Highlights from Helsinki
So, there’s this bench.It’s pretty ordinary as far as benches go. It would probably fit four people comfortably, maybe a little more with some snuggling. It’s made of glossy wooden slats on top of wrought iron legs. There are several others just like it scattered along the paths of Old Church Park.
For some reason, Pete became a little obsessed. (To the point where I became a little worried.)
But it’s just a bench.
“It’s the way the light hits it, look!” he said every time we passed it in the evening. And then when heavy flakes of snow began to fall around us on the way home from dinner one night, Pete sprung into action. He grabbed his camera and was gone again – an hour, maybe two – returning to happily show off how her angles glowed under the soft lamp with the fresh snow glistening around her.
That bench, unbeknownst to us at the time, became a symbol of Helsinki for us.
At first glance, I found Finland’s capital to be quite daunting. Granted, my previous handful of days spent there, mostly as a layover from one point to the next, enabled me to make superficial judgments only. And they were mostly introspective in the face of my surroundings: I’m not stylish enough to be here, not slim enough, not pretty enough. The people, all stylish and slim and pretty, also seemed distant and aided in my mounting self-consciousness as I took their indifference as a slight. We rounded the center only briefly but I left feeling like it was too large to be learned and too complex to be understood. And while I was very excited for this return to Finland two years later, it was mostly to explore the gorgeous wilderness it offers. Helsinki, I expected to just endure.
Um, yeah. I was being quite ridiculous.
The center of the city is actually quite small – it’s not at all the unending metropolis with the harshly judging populace that I conjured up. The people are still all stylish and slim and pretty, but are also incredibly helpful and generous once a connection is made.
This latest experience is one of many testaments to slower travel and getting to know a place better than at first glance. (And, something to be said for my self-esteem, I suppose.) Regardless, with over a week spent in the city and a staunch dedication to get to know it, we both found so much to love.
It started with the bench.
Scoping out the beauty
Helsinki is attractive, without question, but it doesn’t have the obvious jaw droppers that other European cities offer. It’s not a city you wander through and feel compelled to take a hundred different photos at a hundred different wide angles – its beauty shines when you look a little closer.It’s in the Kamppi Chapel – also known as the Chapel of Silence – a small but sleek fixture of the busy Narinkka Square, a non-denominational space intended to provide a place of calm and quiet for all those who need it. It’s on the steps of the Helsinki Cathedral – not necessarily for the structure itself – but for the life that buzzes around its edges. For another unique place of worship, look to the Temppeliaukio Church, which was quarried out of natural bedrock. The beauty is along any stretch of the waterfront, especially when the sun chooses to shine. And finally it’s in the store fronts – while plain and polished on the outside – the glamorous style, quirky antiques, or the multitude of other beautiful displays inside are instantly magnetic (I’m not a shopper or window-shopper by any means, but I was in Helsinki).

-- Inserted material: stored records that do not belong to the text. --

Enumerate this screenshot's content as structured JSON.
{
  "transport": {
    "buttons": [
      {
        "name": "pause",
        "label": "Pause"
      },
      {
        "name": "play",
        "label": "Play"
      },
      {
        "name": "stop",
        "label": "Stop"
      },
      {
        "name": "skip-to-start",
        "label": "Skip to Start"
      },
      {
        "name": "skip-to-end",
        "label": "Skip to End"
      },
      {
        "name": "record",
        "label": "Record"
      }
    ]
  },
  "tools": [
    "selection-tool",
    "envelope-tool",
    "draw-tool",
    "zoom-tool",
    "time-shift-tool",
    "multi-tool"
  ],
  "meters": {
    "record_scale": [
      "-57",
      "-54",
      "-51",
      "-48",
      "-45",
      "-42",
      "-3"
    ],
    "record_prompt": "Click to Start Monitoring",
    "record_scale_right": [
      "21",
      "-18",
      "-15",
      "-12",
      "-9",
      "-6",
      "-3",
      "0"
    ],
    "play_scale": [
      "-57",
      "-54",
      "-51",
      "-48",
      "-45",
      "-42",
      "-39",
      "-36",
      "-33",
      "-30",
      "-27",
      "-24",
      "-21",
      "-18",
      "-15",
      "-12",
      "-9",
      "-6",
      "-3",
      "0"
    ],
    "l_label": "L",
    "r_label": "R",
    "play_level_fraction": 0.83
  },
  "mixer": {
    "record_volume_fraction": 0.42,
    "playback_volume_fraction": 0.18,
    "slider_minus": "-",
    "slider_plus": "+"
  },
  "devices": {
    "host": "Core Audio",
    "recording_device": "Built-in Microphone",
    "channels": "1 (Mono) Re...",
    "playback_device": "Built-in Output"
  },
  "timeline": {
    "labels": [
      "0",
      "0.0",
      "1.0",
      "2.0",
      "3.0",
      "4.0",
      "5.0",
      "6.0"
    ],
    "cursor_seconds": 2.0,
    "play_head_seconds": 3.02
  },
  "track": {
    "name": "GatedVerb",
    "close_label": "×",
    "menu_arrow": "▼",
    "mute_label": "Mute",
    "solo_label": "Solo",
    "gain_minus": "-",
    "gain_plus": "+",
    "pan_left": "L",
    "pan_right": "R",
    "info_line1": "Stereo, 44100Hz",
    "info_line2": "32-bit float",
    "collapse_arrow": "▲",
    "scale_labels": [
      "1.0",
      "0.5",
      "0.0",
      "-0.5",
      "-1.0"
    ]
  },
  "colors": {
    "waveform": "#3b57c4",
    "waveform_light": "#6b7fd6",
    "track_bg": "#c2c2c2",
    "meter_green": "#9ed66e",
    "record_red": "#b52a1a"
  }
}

It’s at that bench. Loving Helsinki is about finding that little piece of the city that speaks most to you.
One reason to feel an immediate kinship to the city and country is for the adoration of a hot steaming mug of joe. Or several throughout the day, to keep pace with the locals – I thought I liked coffee, but I obviously don’t like coffee like the Finnish like coffee, for they top the list of the highest consumers of coffee per capita, by a massive margin.
One of our favourite things to do as tourists is to pretend we’re locals by settling into a cafe to work diligently whilst consuming large amounts of coffee. We fit right in, and found our favourite spot on the waterfront.
I am not sure that there is any other city in the world we’ve visited for longer than a week where we can say that we’ve never had a bad meal. But in Helsinki, we never had a bad meal, not even close. From international cuisine to the most local of dishes, we were continuously wowed.
I’ve never heard Finland referred to as a culinary destination and perhaps that should change, what with their dedication to such traditional foods as Karelian patries, a savoury and yeast-y pancake called blini, and of course, succulent reindeer on nearly every menu.
Nature all around
It’s possible, within just a few minutes, to go from bustling city to nothing, from rushing trams to the sound of slightly swaying tree limbs. All it takes is a walk towards one of the many parks, a quick drive to the city limits, or a ferry to a nearby island. In ten minutes we completed a brisk crossing to Suomenlinna, the “Finnish Fortress” and World Heritage Site that remains as a beautiful windswept spot to wander.
I would bet that to query recent visitors about their favourite thing about Helsinki would result in an array of different answers, along with the guarantee that some feedback will surprise. For while no one thing stands out as the reason to be there, a dozen little things do, and maybe those favourites will even change with each visit.
Maybe there’s even another prettier bench waiting to be discovered.
where we stayed
This post was produced by us, brought to you by Visit Finland.